#### Work to complete:
Please return each entry that follows exactly as written, and keep the pictures out.

Data listing START

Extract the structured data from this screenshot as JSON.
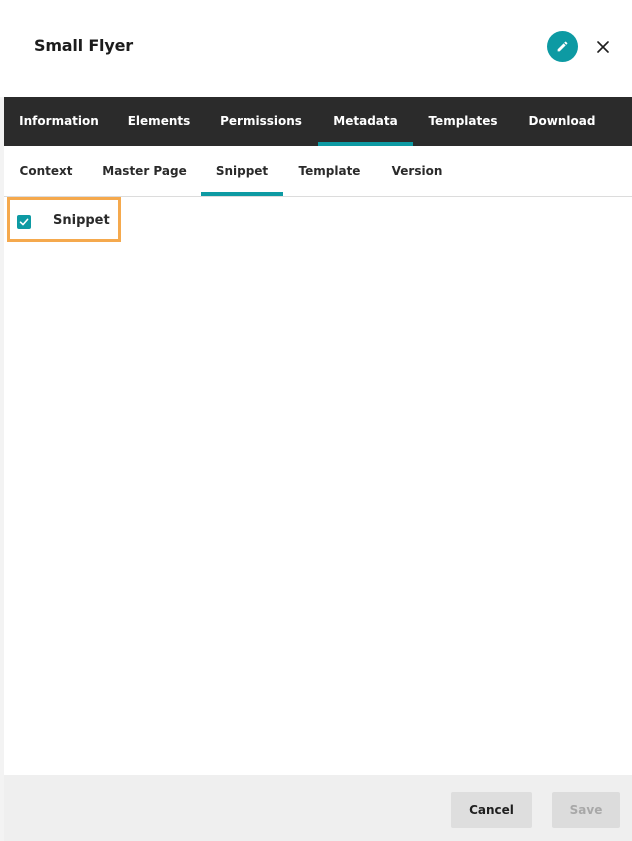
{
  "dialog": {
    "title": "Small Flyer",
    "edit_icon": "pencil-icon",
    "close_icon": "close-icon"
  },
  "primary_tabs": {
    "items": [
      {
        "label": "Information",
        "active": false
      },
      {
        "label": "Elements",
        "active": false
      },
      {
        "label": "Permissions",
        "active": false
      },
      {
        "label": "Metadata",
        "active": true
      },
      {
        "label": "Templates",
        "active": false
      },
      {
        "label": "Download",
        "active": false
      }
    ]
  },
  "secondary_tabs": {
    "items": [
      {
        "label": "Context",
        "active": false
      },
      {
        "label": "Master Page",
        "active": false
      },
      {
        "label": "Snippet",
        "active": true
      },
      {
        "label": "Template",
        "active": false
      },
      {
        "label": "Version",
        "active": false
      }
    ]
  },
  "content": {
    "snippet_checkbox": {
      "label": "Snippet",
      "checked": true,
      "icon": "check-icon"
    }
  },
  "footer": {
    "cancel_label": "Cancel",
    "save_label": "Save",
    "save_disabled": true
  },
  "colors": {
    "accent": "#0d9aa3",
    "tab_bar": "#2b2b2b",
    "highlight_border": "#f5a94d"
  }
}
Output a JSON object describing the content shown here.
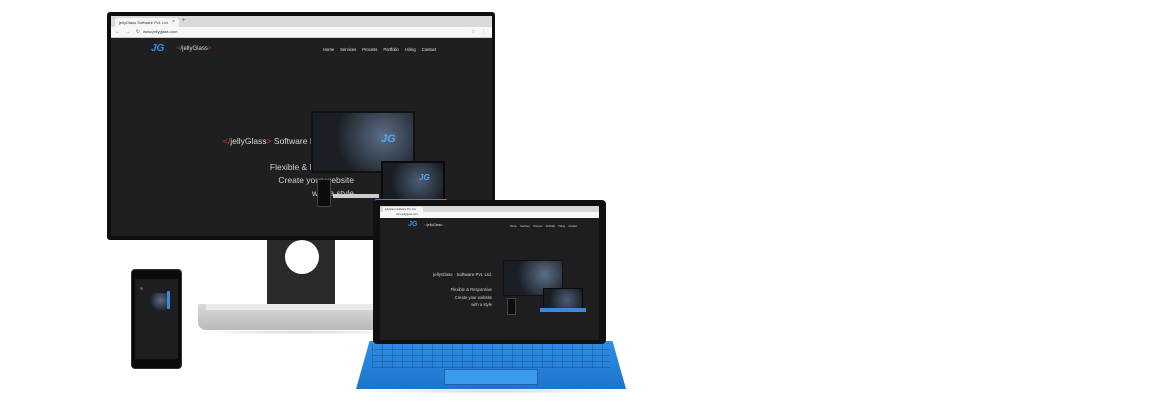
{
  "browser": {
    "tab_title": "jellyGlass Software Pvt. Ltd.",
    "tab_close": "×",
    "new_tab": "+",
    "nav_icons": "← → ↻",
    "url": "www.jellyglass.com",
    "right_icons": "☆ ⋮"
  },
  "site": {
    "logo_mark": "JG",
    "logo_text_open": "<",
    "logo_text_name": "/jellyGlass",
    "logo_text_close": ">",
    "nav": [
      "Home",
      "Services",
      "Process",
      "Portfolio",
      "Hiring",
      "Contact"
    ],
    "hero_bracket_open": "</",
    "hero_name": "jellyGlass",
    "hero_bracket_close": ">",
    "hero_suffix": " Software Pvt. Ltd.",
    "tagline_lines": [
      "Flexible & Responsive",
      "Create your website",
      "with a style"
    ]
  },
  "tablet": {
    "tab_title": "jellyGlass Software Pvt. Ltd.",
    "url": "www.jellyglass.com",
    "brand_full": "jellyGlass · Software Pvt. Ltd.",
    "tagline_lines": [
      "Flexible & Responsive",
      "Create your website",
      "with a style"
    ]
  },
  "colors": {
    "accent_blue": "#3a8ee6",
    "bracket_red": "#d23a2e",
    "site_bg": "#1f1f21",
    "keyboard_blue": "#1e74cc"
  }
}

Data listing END

#### Task answer:
Extract the structured data from this screenshot as JSON.
{
  "dialog": {
    "title": "Small Flyer",
    "edit_icon": "pencil-icon",
    "close_icon": "close-icon"
  },
  "primary_tabs": {
    "items": [
      {
        "label": "Information",
        "active": false
      },
      {
        "label": "Elements",
        "active": false
      },
      {
        "label": "Permissions",
        "active": false
      },
      {
        "label": "Metadata",
        "active": true
      },
      {
        "label": "Templates",
        "active": false
      },
      {
        "label": "Download",
        "active": false
      }
    ]
  },
  "secondary_tabs": {
    "items": [
      {
        "label": "Context",
        "active": false
      },
      {
        "label": "Master Page",
        "active": false
      },
      {
        "label": "Snippet",
        "active": true
      },
      {
        "label": "Template",
        "active": false
      },
      {
        "label": "Version",
        "active": false
      }
    ]
  },
  "content": {
    "snippet_checkbox": {
      "label": "Snippet",
      "checked": true,
      "icon": "check-icon"
    }
  },
  "footer": {
    "cancel_label": "Cancel",
    "save_label": "Save",
    "save_disabled": true
  },
  "colors": {
    "accent": "#0d9aa3",
    "tab_bar": "#2b2b2b",
    "highlight_border": "#f5a94d"
  }
}
Output a JSON object describing the content shown here.
{
  "browser": {
    "tab_title": "jellyGlass Software Pvt. Ltd.",
    "tab_close": "×",
    "new_tab": "+",
    "nav_icons": "← → ↻",
    "url": "www.jellyglass.com",
    "right_icons": "☆ ⋮"
  },
  "site": {
    "logo_mark": "JG",
    "logo_text_open": "<",
    "logo_text_name": "/jellyGlass",
    "logo_text_close": ">",
    "nav": [
      "Home",
      "Services",
      "Process",
      "Portfolio",
      "Hiring",
      "Contact"
    ],
    "hero_bracket_open": "</",
    "hero_name": "jellyGlass",
    "hero_bracket_close": ">",
    "hero_suffix": " Software Pvt. Ltd.",
    "tagline_lines": [
      "Flexible & Responsive",
      "Create your website",
      "with a style"
    ]
  },
  "tablet": {
    "tab_title": "jellyGlass Software Pvt. Ltd.",
    "url": "www.jellyglass.com",
    "brand_full": "jellyGlass · Software Pvt. Ltd.",
    "tagline_lines": [
      "Flexible & Responsive",
      "Create your website",
      "with a style"
    ]
  },
  "colors": {
    "accent_blue": "#3a8ee6",
    "bracket_red": "#d23a2e",
    "site_bg": "#1f1f21",
    "keyboard_blue": "#1e74cc"
  }
}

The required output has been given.